__Records for processing__
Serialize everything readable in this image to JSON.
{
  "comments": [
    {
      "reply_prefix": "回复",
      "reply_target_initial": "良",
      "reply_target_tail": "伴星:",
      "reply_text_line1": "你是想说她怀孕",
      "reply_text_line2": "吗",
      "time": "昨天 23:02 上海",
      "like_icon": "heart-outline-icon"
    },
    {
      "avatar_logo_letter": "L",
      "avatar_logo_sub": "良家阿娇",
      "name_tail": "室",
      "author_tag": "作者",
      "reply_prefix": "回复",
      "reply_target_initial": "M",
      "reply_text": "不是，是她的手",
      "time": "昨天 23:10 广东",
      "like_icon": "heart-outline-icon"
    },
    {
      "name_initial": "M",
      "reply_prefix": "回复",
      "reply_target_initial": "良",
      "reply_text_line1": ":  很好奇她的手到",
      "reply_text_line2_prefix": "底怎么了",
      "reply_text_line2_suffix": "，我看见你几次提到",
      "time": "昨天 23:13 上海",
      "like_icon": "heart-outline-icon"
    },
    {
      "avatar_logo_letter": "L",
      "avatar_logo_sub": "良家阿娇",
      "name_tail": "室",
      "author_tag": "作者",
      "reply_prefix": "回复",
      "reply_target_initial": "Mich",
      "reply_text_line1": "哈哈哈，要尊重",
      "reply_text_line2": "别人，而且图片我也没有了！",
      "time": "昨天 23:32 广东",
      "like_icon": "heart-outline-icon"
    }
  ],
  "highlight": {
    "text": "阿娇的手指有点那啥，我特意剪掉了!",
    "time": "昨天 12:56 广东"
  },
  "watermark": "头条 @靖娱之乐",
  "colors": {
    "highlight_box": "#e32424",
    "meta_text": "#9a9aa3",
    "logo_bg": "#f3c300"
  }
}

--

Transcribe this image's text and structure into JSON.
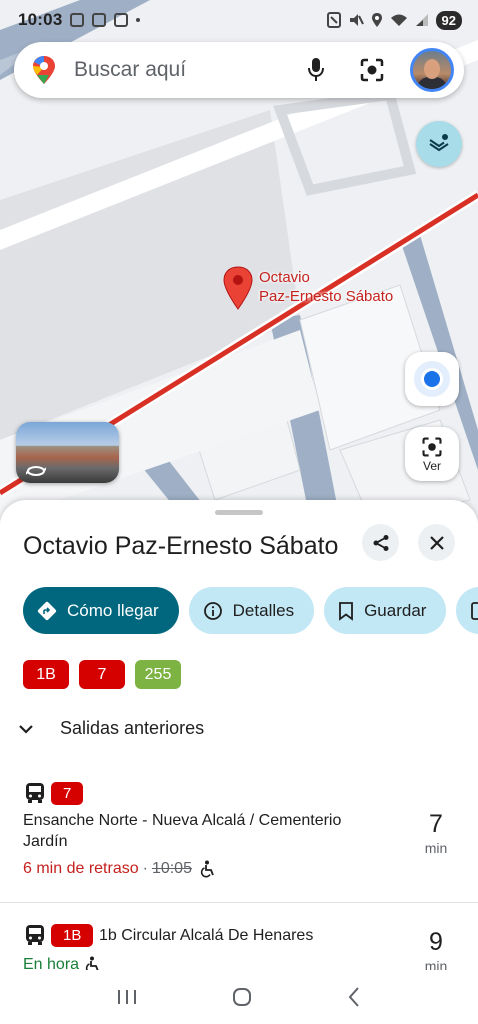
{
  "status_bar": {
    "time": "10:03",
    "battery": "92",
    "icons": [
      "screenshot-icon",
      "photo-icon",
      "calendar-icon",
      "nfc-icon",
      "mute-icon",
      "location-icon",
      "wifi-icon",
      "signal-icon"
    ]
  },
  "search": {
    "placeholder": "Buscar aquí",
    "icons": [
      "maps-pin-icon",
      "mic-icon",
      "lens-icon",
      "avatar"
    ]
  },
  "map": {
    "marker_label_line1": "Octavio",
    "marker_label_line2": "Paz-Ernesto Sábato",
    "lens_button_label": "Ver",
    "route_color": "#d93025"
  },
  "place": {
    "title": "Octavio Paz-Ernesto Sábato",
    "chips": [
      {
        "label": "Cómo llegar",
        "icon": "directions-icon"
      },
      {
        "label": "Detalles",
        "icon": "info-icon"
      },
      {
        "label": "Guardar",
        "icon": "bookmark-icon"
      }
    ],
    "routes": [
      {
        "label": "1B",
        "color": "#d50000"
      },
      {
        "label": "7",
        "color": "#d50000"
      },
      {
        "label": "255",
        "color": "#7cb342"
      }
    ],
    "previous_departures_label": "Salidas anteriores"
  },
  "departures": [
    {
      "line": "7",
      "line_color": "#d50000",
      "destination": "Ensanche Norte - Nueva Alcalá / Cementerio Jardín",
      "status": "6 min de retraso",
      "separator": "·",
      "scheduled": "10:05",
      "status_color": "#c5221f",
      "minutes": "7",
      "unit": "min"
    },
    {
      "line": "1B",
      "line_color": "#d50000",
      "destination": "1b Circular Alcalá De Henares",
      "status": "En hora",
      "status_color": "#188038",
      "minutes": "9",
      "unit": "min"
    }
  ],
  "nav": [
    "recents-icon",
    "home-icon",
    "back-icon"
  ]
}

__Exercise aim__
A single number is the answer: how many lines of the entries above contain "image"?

__Response below__
2